### Data section ###
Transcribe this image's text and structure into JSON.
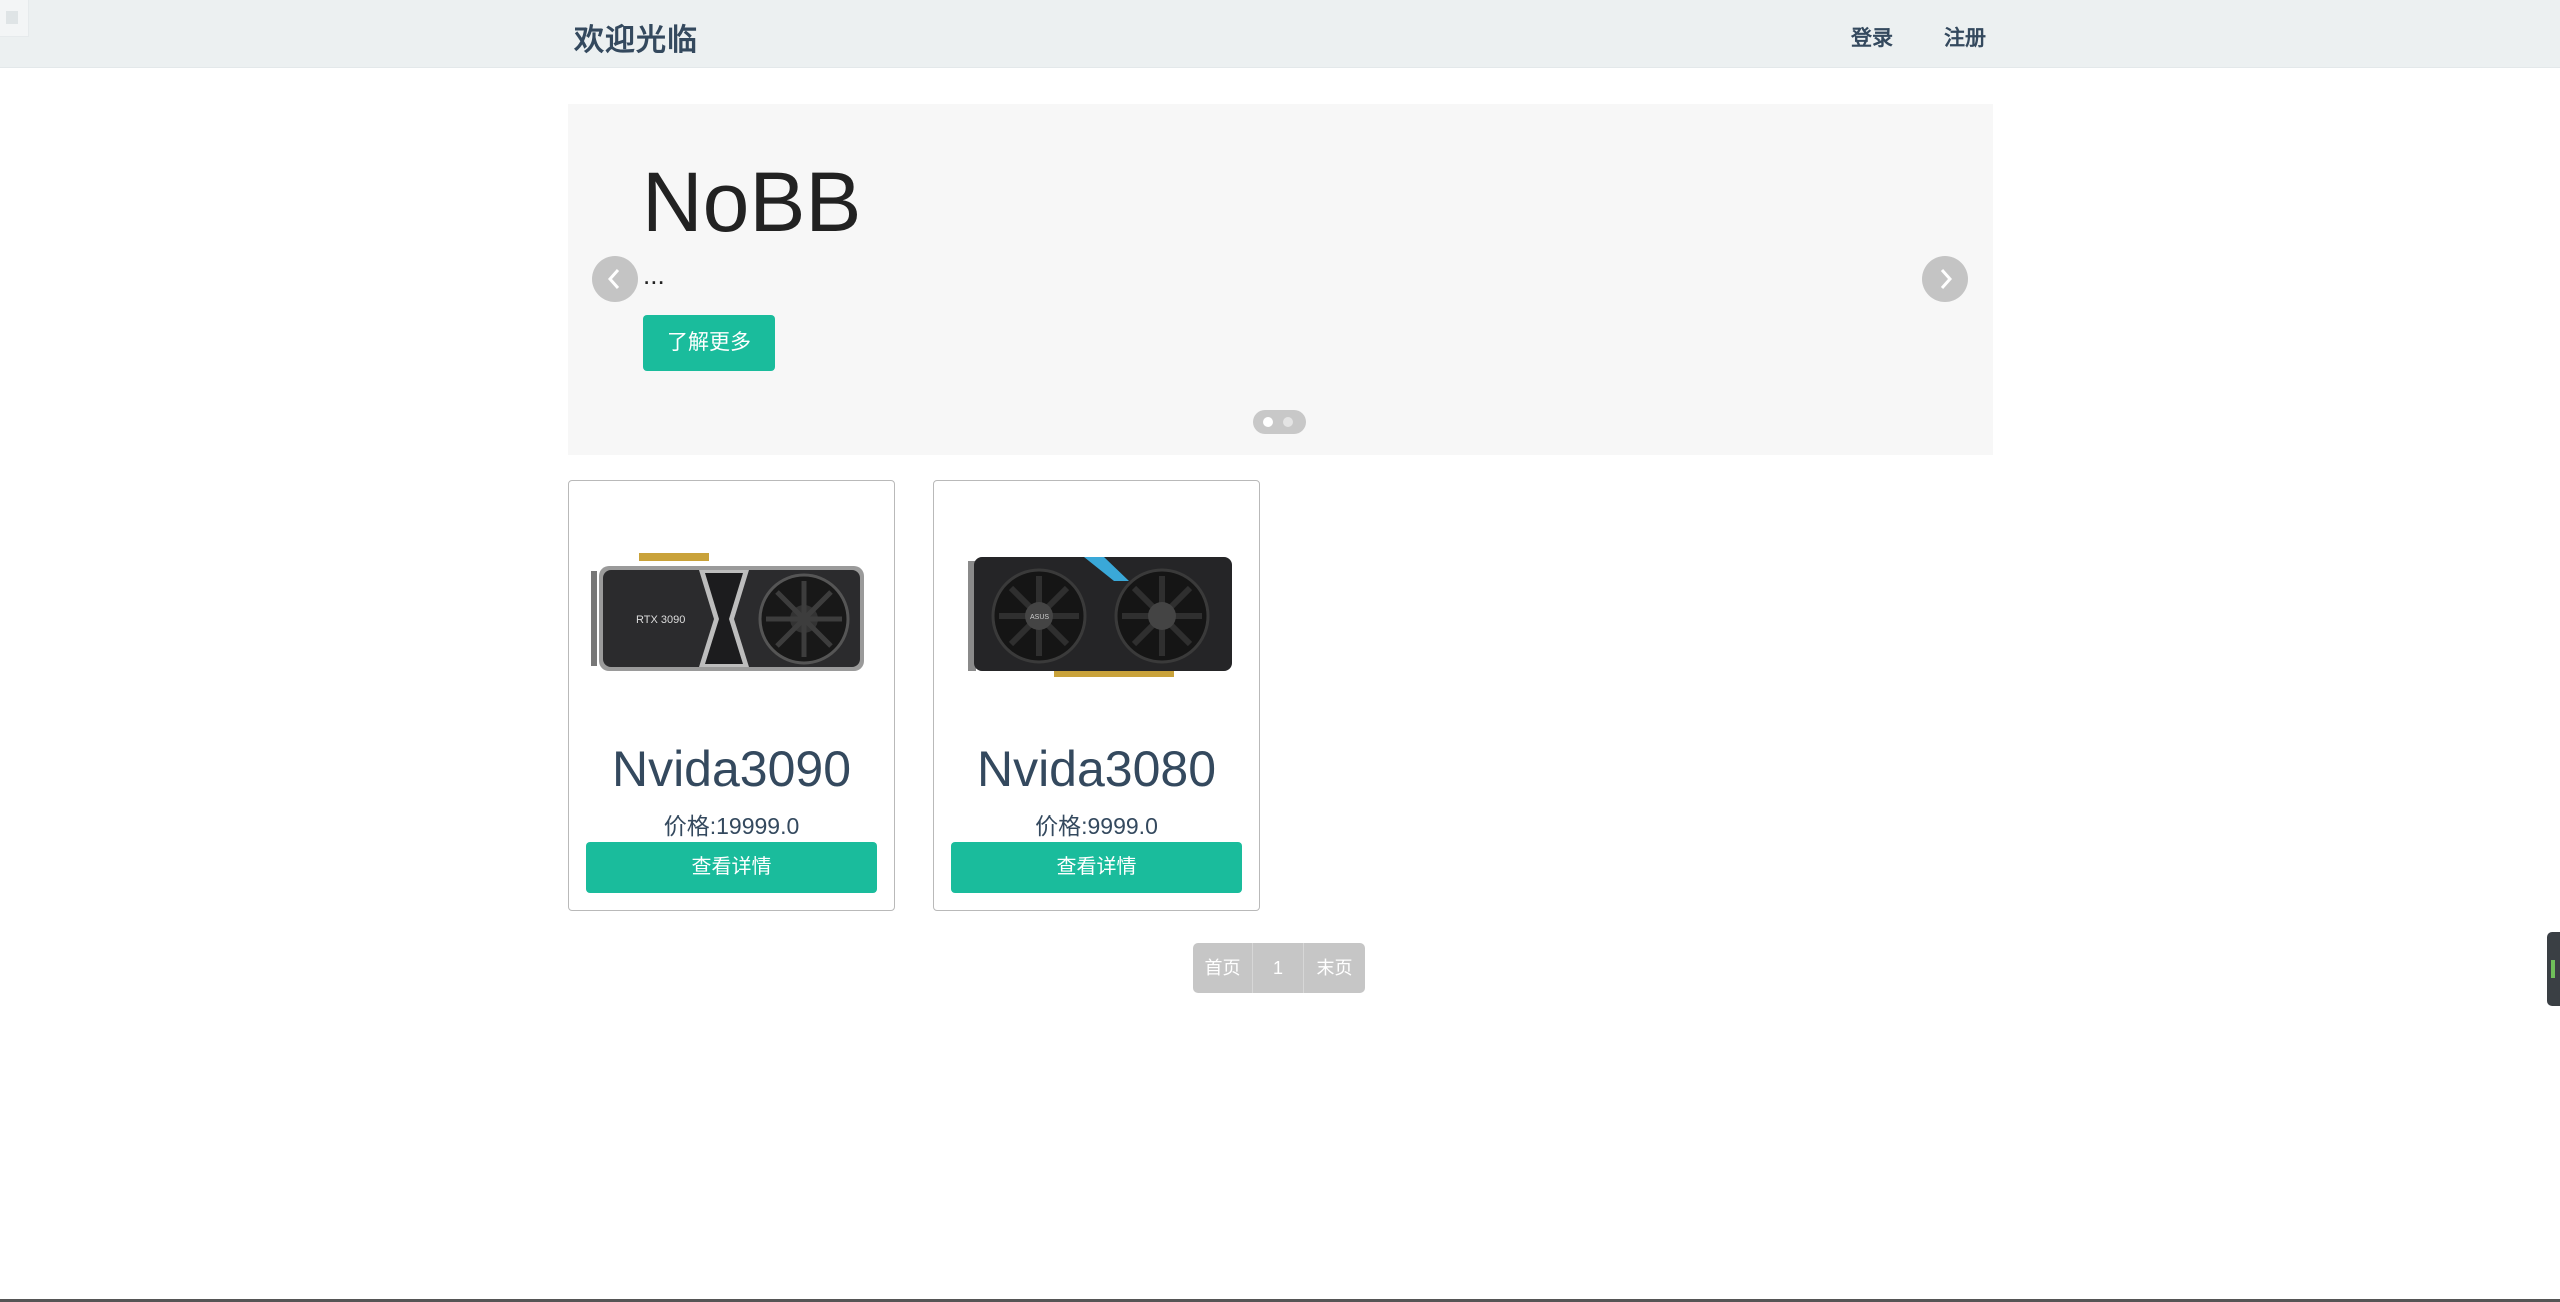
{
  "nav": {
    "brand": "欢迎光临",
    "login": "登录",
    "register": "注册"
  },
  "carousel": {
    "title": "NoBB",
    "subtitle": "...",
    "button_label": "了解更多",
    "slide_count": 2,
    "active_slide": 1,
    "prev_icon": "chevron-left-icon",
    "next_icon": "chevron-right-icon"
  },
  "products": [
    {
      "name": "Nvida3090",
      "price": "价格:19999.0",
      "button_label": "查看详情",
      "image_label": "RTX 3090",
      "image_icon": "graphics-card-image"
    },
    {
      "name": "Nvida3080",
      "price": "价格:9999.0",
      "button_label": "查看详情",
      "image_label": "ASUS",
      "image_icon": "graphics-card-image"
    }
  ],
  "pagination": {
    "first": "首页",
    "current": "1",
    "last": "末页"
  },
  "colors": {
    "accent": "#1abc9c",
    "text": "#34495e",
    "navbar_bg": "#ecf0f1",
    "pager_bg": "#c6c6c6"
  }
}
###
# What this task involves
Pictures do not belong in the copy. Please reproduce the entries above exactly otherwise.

# Exercise answer
Transcribe this image's text and structure into JSON.
{
  "nav": {
    "brand": "欢迎光临",
    "login": "登录",
    "register": "注册"
  },
  "carousel": {
    "title": "NoBB",
    "subtitle": "...",
    "button_label": "了解更多",
    "slide_count": 2,
    "active_slide": 1,
    "prev_icon": "chevron-left-icon",
    "next_icon": "chevron-right-icon"
  },
  "products": [
    {
      "name": "Nvida3090",
      "price": "价格:19999.0",
      "button_label": "查看详情",
      "image_label": "RTX 3090",
      "image_icon": "graphics-card-image"
    },
    {
      "name": "Nvida3080",
      "price": "价格:9999.0",
      "button_label": "查看详情",
      "image_label": "ASUS",
      "image_icon": "graphics-card-image"
    }
  ],
  "pagination": {
    "first": "首页",
    "current": "1",
    "last": "末页"
  },
  "colors": {
    "accent": "#1abc9c",
    "text": "#34495e",
    "navbar_bg": "#ecf0f1",
    "pager_bg": "#c6c6c6"
  }
}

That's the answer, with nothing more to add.